- [PROBLEM STATEMENT]:
This exercise needs the complete data reproduced exactly.

Interface dataset entries
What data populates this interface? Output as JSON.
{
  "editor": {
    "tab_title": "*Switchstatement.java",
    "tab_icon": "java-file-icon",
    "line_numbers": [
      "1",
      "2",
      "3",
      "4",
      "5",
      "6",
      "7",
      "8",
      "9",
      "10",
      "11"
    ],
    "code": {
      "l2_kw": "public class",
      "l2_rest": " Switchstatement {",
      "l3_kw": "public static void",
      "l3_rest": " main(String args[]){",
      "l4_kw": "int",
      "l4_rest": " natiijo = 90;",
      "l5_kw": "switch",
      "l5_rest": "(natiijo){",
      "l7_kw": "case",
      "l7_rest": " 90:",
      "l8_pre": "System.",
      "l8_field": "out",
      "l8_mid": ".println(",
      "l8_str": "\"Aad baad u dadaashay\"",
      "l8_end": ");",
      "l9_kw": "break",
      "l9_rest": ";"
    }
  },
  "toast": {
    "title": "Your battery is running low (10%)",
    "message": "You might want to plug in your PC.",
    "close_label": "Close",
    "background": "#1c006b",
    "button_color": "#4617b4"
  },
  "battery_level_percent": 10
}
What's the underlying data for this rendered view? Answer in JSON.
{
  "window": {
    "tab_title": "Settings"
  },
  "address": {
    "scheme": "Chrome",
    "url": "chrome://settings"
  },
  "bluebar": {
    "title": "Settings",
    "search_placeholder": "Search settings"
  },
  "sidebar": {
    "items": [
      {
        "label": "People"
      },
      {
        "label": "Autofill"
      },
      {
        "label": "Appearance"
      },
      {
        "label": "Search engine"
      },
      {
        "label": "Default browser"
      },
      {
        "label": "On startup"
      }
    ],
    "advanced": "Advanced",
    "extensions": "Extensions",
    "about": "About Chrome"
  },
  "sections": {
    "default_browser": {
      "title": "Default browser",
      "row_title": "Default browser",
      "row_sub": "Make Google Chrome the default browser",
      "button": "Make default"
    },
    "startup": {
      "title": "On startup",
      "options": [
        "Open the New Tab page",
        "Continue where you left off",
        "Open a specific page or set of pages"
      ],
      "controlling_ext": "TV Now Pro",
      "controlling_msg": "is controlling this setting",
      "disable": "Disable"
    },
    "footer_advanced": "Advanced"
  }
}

- [RESULT FOR THIS EXERCISE]:
What data populates this interface? Output as JSON.
{
  "editor": {
    "tab_title": "*Switchstatement.java",
    "tab_icon": "java-file-icon",
    "line_numbers": [
      "1",
      "2",
      "3",
      "4",
      "5",
      "6",
      "7",
      "8",
      "9",
      "10",
      "11"
    ],
    "code": {
      "l2_kw": "public class",
      "l2_rest": " Switchstatement {",
      "l3_kw": "public static void",
      "l3_rest": " main(String args[]){",
      "l4_kw": "int",
      "l4_rest": " natiijo = 90;",
      "l5_kw": "switch",
      "l5_rest": "(natiijo){",
      "l7_kw": "case",
      "l7_rest": " 90:",
      "l8_pre": "System.",
      "l8_field": "out",
      "l8_mid": ".println(",
      "l8_str": "\"Aad baad u dadaashay\"",
      "l8_end": ");",
      "l9_kw": "break",
      "l9_rest": ";"
    }
  },
  "toast": {
    "title": "Your battery is running low (10%)",
    "message": "You might want to plug in your PC.",
    "close_label": "Close",
    "background": "#1c006b",
    "button_color": "#4617b4"
  },
  "battery_level_percent": 10
}
What's the underlying data for this rendered view? Answer in JSON.
{
  "window": {
    "tab_title": "Settings"
  },
  "address": {
    "scheme": "Chrome",
    "url": "chrome://settings"
  },
  "bluebar": {
    "title": "Settings",
    "search_placeholder": "Search settings"
  },
  "sidebar": {
    "items": [
      {
        "label": "People"
      },
      {
        "label": "Autofill"
      },
      {
        "label": "Appearance"
      },
      {
        "label": "Search engine"
      },
      {
        "label": "Default browser"
      },
      {
        "label": "On startup"
      }
    ],
    "advanced": "Advanced",
    "extensions": "Extensions",
    "about": "About Chrome"
  },
  "sections": {
    "default_browser": {
      "title": "Default browser",
      "row_title": "Default browser",
      "row_sub": "Make Google Chrome the default browser",
      "button": "Make default"
    },
    "startup": {
      "title": "On startup",
      "options": [
        "Open the New Tab page",
        "Continue where you left off",
        "Open a specific page or set of pages"
      ],
      "controlling_ext": "TV Now Pro",
      "controlling_msg": "is controlling this setting",
      "disable": "Disable"
    },
    "footer_advanced": "Advanced"
  }
}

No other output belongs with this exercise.